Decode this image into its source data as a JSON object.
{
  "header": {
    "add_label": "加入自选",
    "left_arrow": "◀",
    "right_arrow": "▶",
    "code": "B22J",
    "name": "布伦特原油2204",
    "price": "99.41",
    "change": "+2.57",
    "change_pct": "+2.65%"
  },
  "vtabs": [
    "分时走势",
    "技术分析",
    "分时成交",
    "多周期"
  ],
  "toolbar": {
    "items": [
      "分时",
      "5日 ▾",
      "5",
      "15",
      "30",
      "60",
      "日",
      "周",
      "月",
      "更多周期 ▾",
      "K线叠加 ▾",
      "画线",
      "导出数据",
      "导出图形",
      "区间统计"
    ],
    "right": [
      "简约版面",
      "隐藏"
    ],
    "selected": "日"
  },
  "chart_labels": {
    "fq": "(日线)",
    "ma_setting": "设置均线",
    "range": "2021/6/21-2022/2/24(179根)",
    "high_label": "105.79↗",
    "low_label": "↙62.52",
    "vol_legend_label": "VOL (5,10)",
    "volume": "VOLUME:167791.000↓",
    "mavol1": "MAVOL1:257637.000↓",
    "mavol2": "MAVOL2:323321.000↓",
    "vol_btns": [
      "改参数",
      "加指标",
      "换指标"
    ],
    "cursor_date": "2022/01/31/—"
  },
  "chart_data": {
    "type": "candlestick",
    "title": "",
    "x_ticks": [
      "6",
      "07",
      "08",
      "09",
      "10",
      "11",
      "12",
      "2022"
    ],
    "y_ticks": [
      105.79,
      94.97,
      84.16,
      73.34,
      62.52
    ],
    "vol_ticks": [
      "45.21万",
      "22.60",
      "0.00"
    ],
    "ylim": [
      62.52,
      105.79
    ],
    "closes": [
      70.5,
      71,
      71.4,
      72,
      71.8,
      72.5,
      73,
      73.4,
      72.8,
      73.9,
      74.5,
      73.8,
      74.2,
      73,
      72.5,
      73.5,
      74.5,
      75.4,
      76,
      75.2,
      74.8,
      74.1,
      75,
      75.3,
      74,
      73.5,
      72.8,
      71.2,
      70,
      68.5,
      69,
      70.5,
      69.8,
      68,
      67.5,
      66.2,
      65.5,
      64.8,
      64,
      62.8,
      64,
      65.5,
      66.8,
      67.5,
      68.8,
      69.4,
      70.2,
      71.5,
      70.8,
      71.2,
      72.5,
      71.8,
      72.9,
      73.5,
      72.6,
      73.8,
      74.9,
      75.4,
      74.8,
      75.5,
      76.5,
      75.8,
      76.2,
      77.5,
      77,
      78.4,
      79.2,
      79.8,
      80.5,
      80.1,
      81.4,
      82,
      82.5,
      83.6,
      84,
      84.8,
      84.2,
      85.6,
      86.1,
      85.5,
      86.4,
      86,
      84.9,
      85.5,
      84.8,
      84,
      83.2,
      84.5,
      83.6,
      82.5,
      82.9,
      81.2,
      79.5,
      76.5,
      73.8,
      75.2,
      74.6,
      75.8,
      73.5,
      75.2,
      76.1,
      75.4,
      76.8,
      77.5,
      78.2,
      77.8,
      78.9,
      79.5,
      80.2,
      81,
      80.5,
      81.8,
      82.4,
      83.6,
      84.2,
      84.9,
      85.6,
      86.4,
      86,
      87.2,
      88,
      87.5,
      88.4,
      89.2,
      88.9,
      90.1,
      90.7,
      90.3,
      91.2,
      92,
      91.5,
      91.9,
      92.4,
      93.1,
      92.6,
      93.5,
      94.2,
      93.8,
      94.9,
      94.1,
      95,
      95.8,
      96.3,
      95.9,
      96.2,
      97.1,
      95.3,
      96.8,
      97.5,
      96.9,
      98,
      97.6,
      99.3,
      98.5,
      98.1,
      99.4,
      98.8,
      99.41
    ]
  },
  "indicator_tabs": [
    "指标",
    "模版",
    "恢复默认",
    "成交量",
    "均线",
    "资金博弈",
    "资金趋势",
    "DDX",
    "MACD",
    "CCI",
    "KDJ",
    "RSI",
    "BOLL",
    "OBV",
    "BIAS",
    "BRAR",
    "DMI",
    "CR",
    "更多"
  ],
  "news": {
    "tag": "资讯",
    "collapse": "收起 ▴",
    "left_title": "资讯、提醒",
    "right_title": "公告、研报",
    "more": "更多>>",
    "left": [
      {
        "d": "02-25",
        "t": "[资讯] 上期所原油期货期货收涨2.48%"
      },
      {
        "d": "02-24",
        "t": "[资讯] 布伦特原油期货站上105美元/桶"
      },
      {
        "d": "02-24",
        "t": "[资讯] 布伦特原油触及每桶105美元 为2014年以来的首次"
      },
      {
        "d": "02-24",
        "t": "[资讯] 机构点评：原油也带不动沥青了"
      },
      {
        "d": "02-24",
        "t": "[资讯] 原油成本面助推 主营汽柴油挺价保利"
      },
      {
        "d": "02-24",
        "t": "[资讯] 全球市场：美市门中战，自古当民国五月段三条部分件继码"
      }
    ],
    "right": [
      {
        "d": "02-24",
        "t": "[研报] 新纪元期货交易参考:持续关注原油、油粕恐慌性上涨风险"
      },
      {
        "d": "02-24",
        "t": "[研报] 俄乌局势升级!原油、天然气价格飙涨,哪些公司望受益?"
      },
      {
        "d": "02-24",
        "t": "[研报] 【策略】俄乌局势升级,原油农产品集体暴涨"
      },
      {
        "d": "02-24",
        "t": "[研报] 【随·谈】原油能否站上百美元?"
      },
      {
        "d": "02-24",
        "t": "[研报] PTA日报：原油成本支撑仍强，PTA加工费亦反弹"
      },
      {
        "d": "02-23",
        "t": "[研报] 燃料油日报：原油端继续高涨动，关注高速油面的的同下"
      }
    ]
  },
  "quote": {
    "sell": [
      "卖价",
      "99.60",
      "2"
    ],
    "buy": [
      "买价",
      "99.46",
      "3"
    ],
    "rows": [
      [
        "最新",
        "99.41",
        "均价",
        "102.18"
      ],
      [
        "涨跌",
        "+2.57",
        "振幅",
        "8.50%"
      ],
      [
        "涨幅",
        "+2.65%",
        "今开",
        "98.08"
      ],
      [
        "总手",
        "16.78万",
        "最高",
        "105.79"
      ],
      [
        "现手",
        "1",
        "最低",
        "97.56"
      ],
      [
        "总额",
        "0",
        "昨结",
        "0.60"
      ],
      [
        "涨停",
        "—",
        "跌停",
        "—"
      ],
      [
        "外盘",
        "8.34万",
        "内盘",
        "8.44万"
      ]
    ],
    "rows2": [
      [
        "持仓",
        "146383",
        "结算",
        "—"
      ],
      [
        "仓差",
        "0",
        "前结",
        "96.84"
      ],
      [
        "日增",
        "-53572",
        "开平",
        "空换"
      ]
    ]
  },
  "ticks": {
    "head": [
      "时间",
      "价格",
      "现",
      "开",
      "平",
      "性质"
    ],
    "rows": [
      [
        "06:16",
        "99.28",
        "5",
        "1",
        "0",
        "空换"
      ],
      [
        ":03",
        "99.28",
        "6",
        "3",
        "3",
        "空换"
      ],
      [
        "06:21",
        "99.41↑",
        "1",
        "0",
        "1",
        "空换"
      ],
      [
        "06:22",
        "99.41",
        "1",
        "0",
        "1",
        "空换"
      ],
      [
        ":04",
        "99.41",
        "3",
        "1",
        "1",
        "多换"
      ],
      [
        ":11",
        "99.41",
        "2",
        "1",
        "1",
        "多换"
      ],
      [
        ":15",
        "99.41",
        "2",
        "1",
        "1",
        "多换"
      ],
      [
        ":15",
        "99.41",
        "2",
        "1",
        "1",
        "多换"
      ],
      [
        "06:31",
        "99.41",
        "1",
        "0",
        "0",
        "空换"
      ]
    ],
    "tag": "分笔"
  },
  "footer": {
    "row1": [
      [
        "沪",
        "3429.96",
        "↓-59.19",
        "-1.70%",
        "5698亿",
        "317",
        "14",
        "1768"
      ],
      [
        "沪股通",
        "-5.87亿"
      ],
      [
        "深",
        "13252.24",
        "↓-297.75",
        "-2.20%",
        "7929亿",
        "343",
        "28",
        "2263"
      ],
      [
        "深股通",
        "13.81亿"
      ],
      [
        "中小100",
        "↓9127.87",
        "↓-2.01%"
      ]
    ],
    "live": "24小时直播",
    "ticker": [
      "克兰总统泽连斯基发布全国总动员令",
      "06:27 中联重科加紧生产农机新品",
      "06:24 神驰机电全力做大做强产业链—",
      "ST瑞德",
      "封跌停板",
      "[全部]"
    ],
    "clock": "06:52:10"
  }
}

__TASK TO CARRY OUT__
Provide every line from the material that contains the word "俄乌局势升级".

__RESPONSE__
        "t": "[研报] 俄乌局势升级!原油、天然气价格飙涨,哪些公司望受益?"
        "t": "[研报] 【策略】俄乌局势升级,原油农产品集体暴涨"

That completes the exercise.